ABOUT THIS EXERCISE: Your output should repeat each record below with no differences.

DATA SHOWN:
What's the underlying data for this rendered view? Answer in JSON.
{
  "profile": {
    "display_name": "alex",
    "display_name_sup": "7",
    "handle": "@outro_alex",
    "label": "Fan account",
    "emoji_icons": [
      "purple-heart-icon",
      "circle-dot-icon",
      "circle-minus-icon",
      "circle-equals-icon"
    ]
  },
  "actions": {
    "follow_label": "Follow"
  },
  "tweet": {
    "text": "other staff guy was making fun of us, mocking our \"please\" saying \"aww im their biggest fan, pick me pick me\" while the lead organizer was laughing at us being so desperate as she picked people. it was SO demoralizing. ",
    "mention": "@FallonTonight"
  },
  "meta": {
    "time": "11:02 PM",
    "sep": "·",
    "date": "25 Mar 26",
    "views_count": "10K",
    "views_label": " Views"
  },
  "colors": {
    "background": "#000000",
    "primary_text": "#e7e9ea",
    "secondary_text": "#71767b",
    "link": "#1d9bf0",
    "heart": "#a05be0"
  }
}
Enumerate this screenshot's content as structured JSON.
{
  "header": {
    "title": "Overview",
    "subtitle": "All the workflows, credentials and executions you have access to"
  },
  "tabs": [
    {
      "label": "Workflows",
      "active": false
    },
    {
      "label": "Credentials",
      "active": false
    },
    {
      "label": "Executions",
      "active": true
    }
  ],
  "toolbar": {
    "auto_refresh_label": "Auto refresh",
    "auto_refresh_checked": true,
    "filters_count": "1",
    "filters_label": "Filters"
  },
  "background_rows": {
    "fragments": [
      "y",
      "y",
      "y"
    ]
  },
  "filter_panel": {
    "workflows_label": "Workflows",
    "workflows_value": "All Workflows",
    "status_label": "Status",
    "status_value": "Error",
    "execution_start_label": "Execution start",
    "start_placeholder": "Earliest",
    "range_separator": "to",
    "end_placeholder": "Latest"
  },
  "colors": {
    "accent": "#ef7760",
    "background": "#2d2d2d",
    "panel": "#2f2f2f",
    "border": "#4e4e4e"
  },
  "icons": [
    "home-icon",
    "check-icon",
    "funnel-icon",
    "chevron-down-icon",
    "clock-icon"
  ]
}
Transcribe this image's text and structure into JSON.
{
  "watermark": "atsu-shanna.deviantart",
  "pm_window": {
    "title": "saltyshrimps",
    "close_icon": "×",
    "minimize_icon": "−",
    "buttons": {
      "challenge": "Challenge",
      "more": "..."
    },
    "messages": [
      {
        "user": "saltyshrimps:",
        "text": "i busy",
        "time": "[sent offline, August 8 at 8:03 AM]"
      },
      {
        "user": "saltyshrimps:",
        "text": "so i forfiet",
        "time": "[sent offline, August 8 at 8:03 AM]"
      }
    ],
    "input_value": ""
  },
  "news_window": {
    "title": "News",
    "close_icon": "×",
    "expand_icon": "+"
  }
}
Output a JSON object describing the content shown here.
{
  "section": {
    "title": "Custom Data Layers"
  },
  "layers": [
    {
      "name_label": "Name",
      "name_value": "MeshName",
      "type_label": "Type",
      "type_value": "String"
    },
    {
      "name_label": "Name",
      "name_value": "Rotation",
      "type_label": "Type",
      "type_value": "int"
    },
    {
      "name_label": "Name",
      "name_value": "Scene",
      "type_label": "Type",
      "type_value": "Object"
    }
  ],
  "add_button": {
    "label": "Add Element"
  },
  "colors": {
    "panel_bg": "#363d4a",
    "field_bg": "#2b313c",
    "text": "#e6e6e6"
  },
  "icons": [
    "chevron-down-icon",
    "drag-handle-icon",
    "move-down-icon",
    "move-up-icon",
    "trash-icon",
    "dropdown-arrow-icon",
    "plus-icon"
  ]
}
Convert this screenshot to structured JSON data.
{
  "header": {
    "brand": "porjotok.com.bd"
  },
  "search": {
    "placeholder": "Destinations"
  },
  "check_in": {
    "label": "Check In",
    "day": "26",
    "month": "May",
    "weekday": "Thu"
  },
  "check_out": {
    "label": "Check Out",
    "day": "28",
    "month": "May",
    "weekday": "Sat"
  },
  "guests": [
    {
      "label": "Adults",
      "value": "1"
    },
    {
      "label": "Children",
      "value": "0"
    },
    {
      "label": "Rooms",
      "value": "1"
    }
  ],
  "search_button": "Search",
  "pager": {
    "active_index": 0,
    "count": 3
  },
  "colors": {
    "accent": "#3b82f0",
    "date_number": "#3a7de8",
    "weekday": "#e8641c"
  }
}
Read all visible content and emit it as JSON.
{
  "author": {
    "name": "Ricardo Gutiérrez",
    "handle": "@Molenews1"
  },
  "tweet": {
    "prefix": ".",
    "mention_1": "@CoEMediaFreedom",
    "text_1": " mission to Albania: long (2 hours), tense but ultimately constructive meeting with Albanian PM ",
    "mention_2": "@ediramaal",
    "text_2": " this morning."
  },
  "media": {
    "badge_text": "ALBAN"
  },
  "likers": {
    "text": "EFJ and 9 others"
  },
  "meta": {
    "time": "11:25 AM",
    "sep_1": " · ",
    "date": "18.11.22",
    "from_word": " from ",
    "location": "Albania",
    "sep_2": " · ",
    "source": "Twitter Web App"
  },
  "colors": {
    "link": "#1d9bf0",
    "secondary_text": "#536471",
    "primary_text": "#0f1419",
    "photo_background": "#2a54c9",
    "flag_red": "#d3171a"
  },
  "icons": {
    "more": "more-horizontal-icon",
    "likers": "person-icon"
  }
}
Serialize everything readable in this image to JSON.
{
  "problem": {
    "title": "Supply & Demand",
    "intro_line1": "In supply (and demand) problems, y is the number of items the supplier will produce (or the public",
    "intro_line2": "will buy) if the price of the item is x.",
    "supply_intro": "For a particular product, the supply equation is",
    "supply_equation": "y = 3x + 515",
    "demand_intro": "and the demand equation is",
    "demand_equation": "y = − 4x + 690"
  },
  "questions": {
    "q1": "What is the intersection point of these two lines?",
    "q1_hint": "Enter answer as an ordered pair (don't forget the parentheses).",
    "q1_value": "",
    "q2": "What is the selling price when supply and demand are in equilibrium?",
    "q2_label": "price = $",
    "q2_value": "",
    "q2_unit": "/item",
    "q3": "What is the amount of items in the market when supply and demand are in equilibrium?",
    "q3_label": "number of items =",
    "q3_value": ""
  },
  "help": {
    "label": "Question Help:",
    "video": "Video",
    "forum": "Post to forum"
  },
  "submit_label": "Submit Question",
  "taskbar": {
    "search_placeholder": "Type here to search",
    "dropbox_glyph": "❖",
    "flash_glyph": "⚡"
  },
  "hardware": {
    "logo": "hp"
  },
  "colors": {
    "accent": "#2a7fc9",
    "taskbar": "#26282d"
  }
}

ANSWER SECTION:
What's the underlying data for this rendered view? Answer in JSON.
{
  "profile": {
    "display_name": "alex",
    "display_name_sup": "7",
    "handle": "@outro_alex",
    "label": "Fan account",
    "emoji_icons": [
      "purple-heart-icon",
      "circle-dot-icon",
      "circle-minus-icon",
      "circle-equals-icon"
    ]
  },
  "actions": {
    "follow_label": "Follow"
  },
  "tweet": {
    "text": "other staff guy was making fun of us, mocking our \"please\" saying \"aww im their biggest fan, pick me pick me\" while the lead organizer was laughing at us being so desperate as she picked people. it was SO demoralizing. ",
    "mention": "@FallonTonight"
  },
  "meta": {
    "time": "11:02 PM",
    "sep": "·",
    "date": "25 Mar 26",
    "views_count": "10K",
    "views_label": " Views"
  },
  "colors": {
    "background": "#000000",
    "primary_text": "#e7e9ea",
    "secondary_text": "#71767b",
    "link": "#1d9bf0",
    "heart": "#a05be0"
  }
}
Enumerate this screenshot's content as structured JSON.
{
  "header": {
    "title": "Overview",
    "subtitle": "All the workflows, credentials and executions you have access to"
  },
  "tabs": [
    {
      "label": "Workflows",
      "active": false
    },
    {
      "label": "Credentials",
      "active": false
    },
    {
      "label": "Executions",
      "active": true
    }
  ],
  "toolbar": {
    "auto_refresh_label": "Auto refresh",
    "auto_refresh_checked": true,
    "filters_count": "1",
    "filters_label": "Filters"
  },
  "background_rows": {
    "fragments": [
      "y",
      "y",
      "y"
    ]
  },
  "filter_panel": {
    "workflows_label": "Workflows",
    "workflows_value": "All Workflows",
    "status_label": "Status",
    "status_value": "Error",
    "execution_start_label": "Execution start",
    "start_placeholder": "Earliest",
    "range_separator": "to",
    "end_placeholder": "Latest"
  },
  "colors": {
    "accent": "#ef7760",
    "background": "#2d2d2d",
    "panel": "#2f2f2f",
    "border": "#4e4e4e"
  },
  "icons": [
    "home-icon",
    "check-icon",
    "funnel-icon",
    "chevron-down-icon",
    "clock-icon"
  ]
}
Transcribe this image's text and structure into JSON.
{
  "watermark": "atsu-shanna.deviantart",
  "pm_window": {
    "title": "saltyshrimps",
    "close_icon": "×",
    "minimize_icon": "−",
    "buttons": {
      "challenge": "Challenge",
      "more": "..."
    },
    "messages": [
      {
        "user": "saltyshrimps:",
        "text": "i busy",
        "time": "[sent offline, August 8 at 8:03 AM]"
      },
      {
        "user": "saltyshrimps:",
        "text": "so i forfiet",
        "time": "[sent offline, August 8 at 8:03 AM]"
      }
    ],
    "input_value": ""
  },
  "news_window": {
    "title": "News",
    "close_icon": "×",
    "expand_icon": "+"
  }
}
Output a JSON object describing the content shown here.
{
  "section": {
    "title": "Custom Data Layers"
  },
  "layers": [
    {
      "name_label": "Name",
      "name_value": "MeshName",
      "type_label": "Type",
      "type_value": "String"
    },
    {
      "name_label": "Name",
      "name_value": "Rotation",
      "type_label": "Type",
      "type_value": "int"
    },
    {
      "name_label": "Name",
      "name_value": "Scene",
      "type_label": "Type",
      "type_value": "Object"
    }
  ],
  "add_button": {
    "label": "Add Element"
  },
  "colors": {
    "panel_bg": "#363d4a",
    "field_bg": "#2b313c",
    "text": "#e6e6e6"
  },
  "icons": [
    "chevron-down-icon",
    "drag-handle-icon",
    "move-down-icon",
    "move-up-icon",
    "trash-icon",
    "dropdown-arrow-icon",
    "plus-icon"
  ]
}
Convert this screenshot to structured JSON data.
{
  "header": {
    "brand": "porjotok.com.bd"
  },
  "search": {
    "placeholder": "Destinations"
  },
  "check_in": {
    "label": "Check In",
    "day": "26",
    "month": "May",
    "weekday": "Thu"
  },
  "check_out": {
    "label": "Check Out",
    "day": "28",
    "month": "May",
    "weekday": "Sat"
  },
  "guests": [
    {
      "label": "Adults",
      "value": "1"
    },
    {
      "label": "Children",
      "value": "0"
    },
    {
      "label": "Rooms",
      "value": "1"
    }
  ],
  "search_button": "Search",
  "pager": {
    "active_index": 0,
    "count": 3
  },
  "colors": {
    "accent": "#3b82f0",
    "date_number": "#3a7de8",
    "weekday": "#e8641c"
  }
}
Read all visible content and emit it as JSON.
{
  "author": {
    "name": "Ricardo Gutiérrez",
    "handle": "@Molenews1"
  },
  "tweet": {
    "prefix": ".",
    "mention_1": "@CoEMediaFreedom",
    "text_1": " mission to Albania: long (2 hours), tense but ultimately constructive meeting with Albanian PM ",
    "mention_2": "@ediramaal",
    "text_2": " this morning."
  },
  "media": {
    "badge_text": "ALBAN"
  },
  "likers": {
    "text": "EFJ and 9 others"
  },
  "meta": {
    "time": "11:25 AM",
    "sep_1": " · ",
    "date": "18.11.22",
    "from_word": " from ",
    "location": "Albania",
    "sep_2": " · ",
    "source": "Twitter Web App"
  },
  "colors": {
    "link": "#1d9bf0",
    "secondary_text": "#536471",
    "primary_text": "#0f1419",
    "photo_background": "#2a54c9",
    "flag_red": "#d3171a"
  },
  "icons": {
    "more": "more-horizontal-icon",
    "likers": "person-icon"
  }
}
Serialize everything readable in this image to JSON.
{
  "problem": {
    "title": "Supply & Demand",
    "intro_line1": "In supply (and demand) problems, y is the number of items the supplier will produce (or the public",
    "intro_line2": "will buy) if the price of the item is x.",
    "supply_intro": "For a particular product, the supply equation is",
    "supply_equation": "y = 3x + 515",
    "demand_intro": "and the demand equation is",
    "demand_equation": "y = − 4x + 690"
  },
  "questions": {
    "q1": "What is the intersection point of these two lines?",
    "q1_hint": "Enter answer as an ordered pair (don't forget the parentheses).",
    "q1_value": "",
    "q2": "What is the selling price when supply and demand are in equilibrium?",
    "q2_label": "price = $",
    "q2_value": "",
    "q2_unit": "/item",
    "q3": "What is the amount of items in the market when supply and demand are in equilibrium?",
    "q3_label": "number of items =",
    "q3_value": ""
  },
  "help": {
    "label": "Question Help:",
    "video": "Video",
    "forum": "Post to forum"
  },
  "submit_label": "Submit Question",
  "taskbar": {
    "search_placeholder": "Type here to search",
    "dropbox_glyph": "❖",
    "flash_glyph": "⚡"
  },
  "hardware": {
    "logo": "hp"
  },
  "colors": {
    "accent": "#2a7fc9",
    "taskbar": "#26282d"
  }
}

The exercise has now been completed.